Visit of the workshop : Chésade
Chésade entertains a veritable passion for bronze, that primitive substance, which has come down through the ages, that she uses in sculpting her unique pieces, for the most part inspired by the underworld of the sea.
"A wander through nature." That is how Chésade defines her approach, she who so loves to stroll through the natural parks to enrich her "library of images and sensations." Bit by bit the sea has prevailed as her principal source of inspiration. The artist regards it, the sea, as " a new frontier," as yet unexplored in sculpture. Or as she herself says " a conservatory of exoticism for the 21st century imaginary" … For beyond the colours, shapes and matter which fascinate her, the sea is full of fantasy. It is a universe where all is different, beautiful and violent", as in a dream.
The mere idea of locking herself into a sterile imitation is now inconceivable. Chésade's sculptures - everyone an unique piece - reflect primarily a poetic vision where nature only appears in the form of fragments, solely capable of unfolding their mystery. Their very surfaces represent an almost inexhaustible terrain of exploration. Chésade works them until they develop their own story that then only the spectator can interpret… just as the sea beds are printed with all the objects and sediments which the tides have left there. The colours of her patinas that she borrows from the shades of the rocks, pearls and kelps, further accentuate this organic parallel.
The artist nourishes a veritable admiration for the stuff she is working, the crude and primitive nature of the bronze she so appreciates, and which seem to hold the memory of all sculptures and objects in bronze that man has shaped ." You need to remember" she says, " that bronze is one of the very first substances that man has dominated. And the only substance that has come through the ages as well as clay." To sculpt it is to appropriate its poetic language.
It is also "to touch life" as no other art form besides sculpture gives such a direct rapport, a more immediate way to capture the movement, volume or material . In fact this tactile rapport with the work seems to be fundamental: " It is very important to touch a sculpture.

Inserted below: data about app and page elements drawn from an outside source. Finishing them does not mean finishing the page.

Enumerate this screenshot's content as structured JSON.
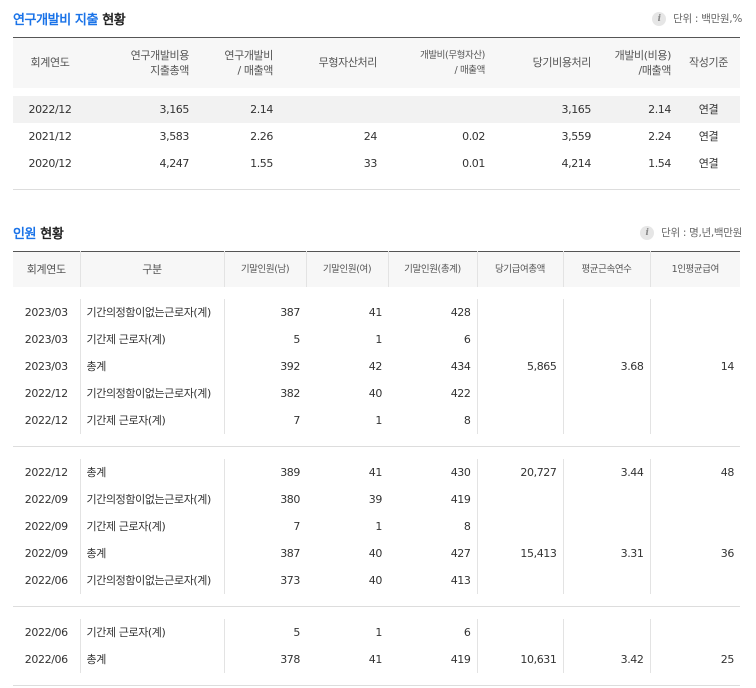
{
  "rd": {
    "title_highlight": "연구개발비 지출",
    "title_rest": "현황",
    "unit": "단위 : 백만원,%",
    "headers": [
      "회계연도",
      "연구개발비용\n지출총액",
      "연구개발비\n/ 매출액",
      "무형자산처리",
      "개발비(무형자산)\n/ 매출액",
      "당기비용처리",
      "개발비(비용)\n/매출액",
      "작성기준"
    ],
    "rows": [
      [
        "2022/12",
        "3,165",
        "2.14",
        "",
        "",
        "3,165",
        "2.14",
        "연결"
      ],
      [
        "2021/12",
        "3,583",
        "2.26",
        "24",
        "0.02",
        "3,559",
        "2.24",
        "연결"
      ],
      [
        "2020/12",
        "4,247",
        "1.55",
        "33",
        "0.01",
        "4,214",
        "1.54",
        "연결"
      ]
    ]
  },
  "hr": {
    "title_highlight": "인원",
    "title_rest": "현황",
    "unit": "단위 : 명,년,백만원",
    "headers": [
      "회계연도",
      "구분",
      "기말인원(남)",
      "기말인원(여)",
      "기말인원(총계)",
      "당기급여총액",
      "평균근속연수",
      "1인평균급여"
    ],
    "groups": [
      {
        "rows": [
          [
            "2023/03",
            "기간의정함이없는근로자(계)",
            "387",
            "41",
            "428"
          ],
          [
            "2023/03",
            "기간제 근로자(계)",
            "5",
            "1",
            "6"
          ],
          [
            "2023/03",
            "총계",
            "392",
            "42",
            "434"
          ],
          [
            "2022/12",
            "기간의정함이없는근로자(계)",
            "382",
            "40",
            "422"
          ],
          [
            "2022/12",
            "기간제 근로자(계)",
            "7",
            "1",
            "8"
          ]
        ],
        "summary": [
          {
            "row": 2,
            "salary_total": "5,865",
            "avg_years": "3.68",
            "avg_salary": "14"
          }
        ]
      },
      {
        "rows": [
          [
            "2022/12",
            "총계",
            "389",
            "41",
            "430"
          ],
          [
            "2022/09",
            "기간의정함이없는근로자(계)",
            "380",
            "39",
            "419"
          ],
          [
            "2022/09",
            "기간제 근로자(계)",
            "7",
            "1",
            "8"
          ],
          [
            "2022/09",
            "총계",
            "387",
            "40",
            "427"
          ],
          [
            "2022/06",
            "기간의정함이없는근로자(계)",
            "373",
            "40",
            "413"
          ]
        ],
        "summary": [
          {
            "row": 0,
            "salary_total": "20,727",
            "avg_years": "3.44",
            "avg_salary": "48"
          },
          {
            "row": 3,
            "salary_total": "15,413",
            "avg_years": "3.31",
            "avg_salary": "36"
          }
        ]
      },
      {
        "rows": [
          [
            "2022/06",
            "기간제 근로자(계)",
            "5",
            "1",
            "6"
          ],
          [
            "2022/06",
            "총계",
            "378",
            "41",
            "419"
          ]
        ],
        "summary": [
          {
            "row": 1,
            "salary_total": "10,631",
            "avg_years": "3.42",
            "avg_salary": "25"
          }
        ]
      }
    ]
  }
}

Then and only then can the eye see more, all the colours and materials as the hand accrues the knowledge of the landscape."
Below some photographs taken during our visit to Chésade's workshop.